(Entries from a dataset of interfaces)
====
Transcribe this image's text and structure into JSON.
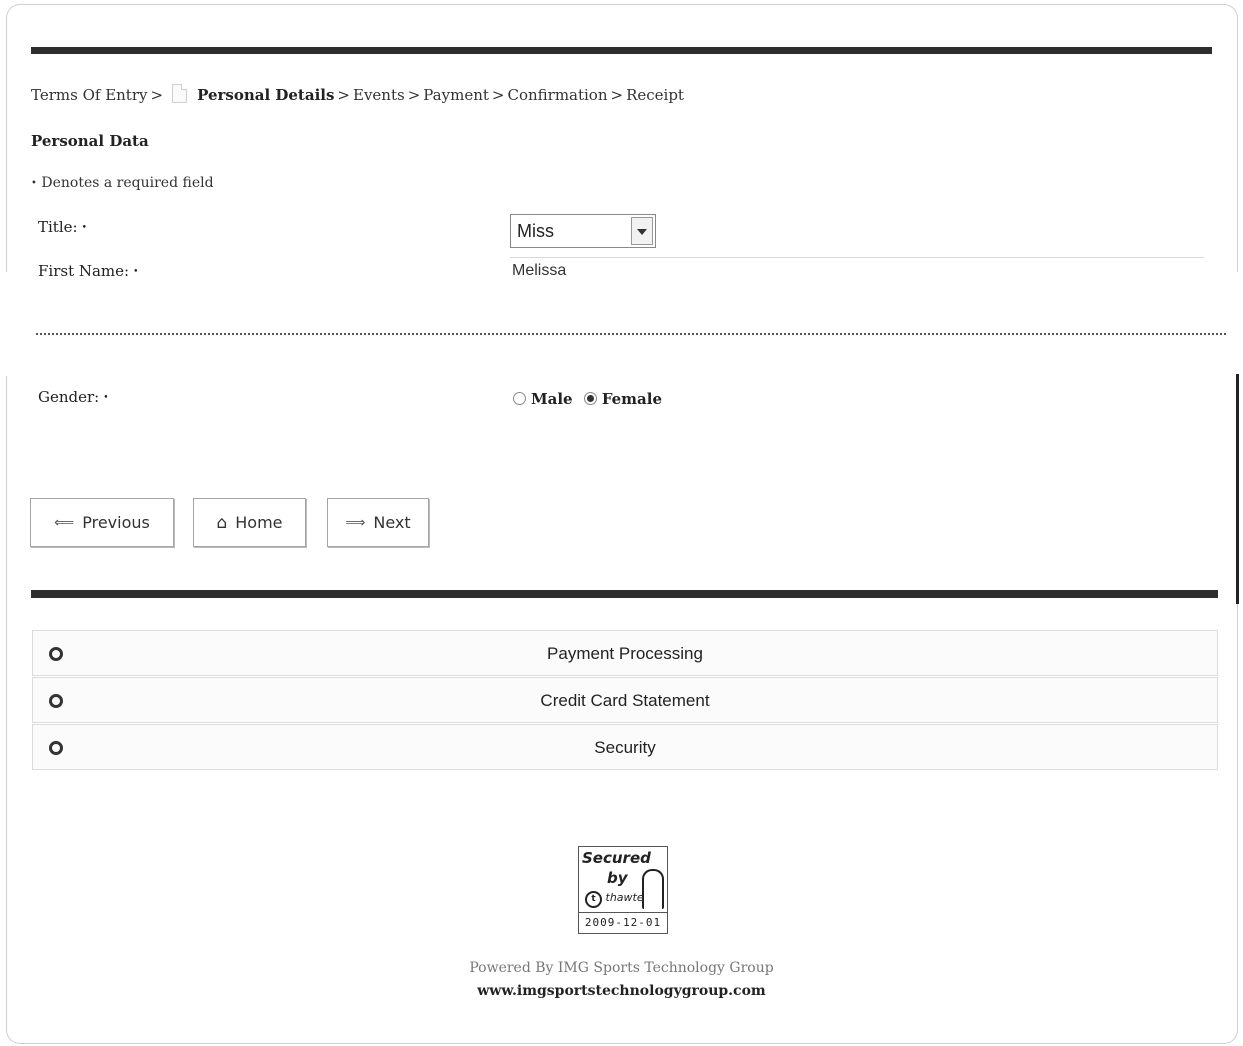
{
  "breadcrumb": {
    "items": [
      {
        "label": "Terms Of Entry"
      },
      {
        "label": "Personal Details",
        "active": true
      },
      {
        "label": "Events"
      },
      {
        "label": "Payment"
      },
      {
        "label": "Confirmation"
      },
      {
        "label": "Receipt"
      }
    ],
    "separator": ">"
  },
  "section_title": "Personal Data",
  "required_note": "Denotes a required field",
  "required_marker": "•",
  "fields": {
    "title": {
      "label": "Title:",
      "value": "Miss"
    },
    "first_name": {
      "label": "First Name:",
      "value": "Melissa"
    },
    "gender": {
      "label": "Gender:",
      "options": [
        {
          "label": "Male",
          "checked": false
        },
        {
          "label": "Female",
          "checked": true
        }
      ]
    }
  },
  "nav_buttons": {
    "previous": {
      "label": "Previous",
      "icon": "arrow-left-icon"
    },
    "home": {
      "label": "Home",
      "icon": "home-icon"
    },
    "next": {
      "label": "Next",
      "icon": "arrow-right-icon"
    }
  },
  "accordion": [
    {
      "title": "Payment Processing"
    },
    {
      "title": "Credit Card Statement"
    },
    {
      "title": "Security"
    }
  ],
  "security_badge": {
    "line1": "Secured",
    "line2": "by",
    "line3": "thawte",
    "date": "2009-12-01"
  },
  "footer": {
    "powered_by": "Powered By IMG Sports Technology Group",
    "url": "www.imgsportstechnologygroup.com"
  },
  "colors": {
    "rule": "#2e2e2e",
    "border": "#cfcfcf",
    "text": "#222222"
  }
}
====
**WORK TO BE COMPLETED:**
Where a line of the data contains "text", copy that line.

**RESPONSE TO THIS TASK:**
Transcribe this image's text and structure into JSON.
    "text": "#222222"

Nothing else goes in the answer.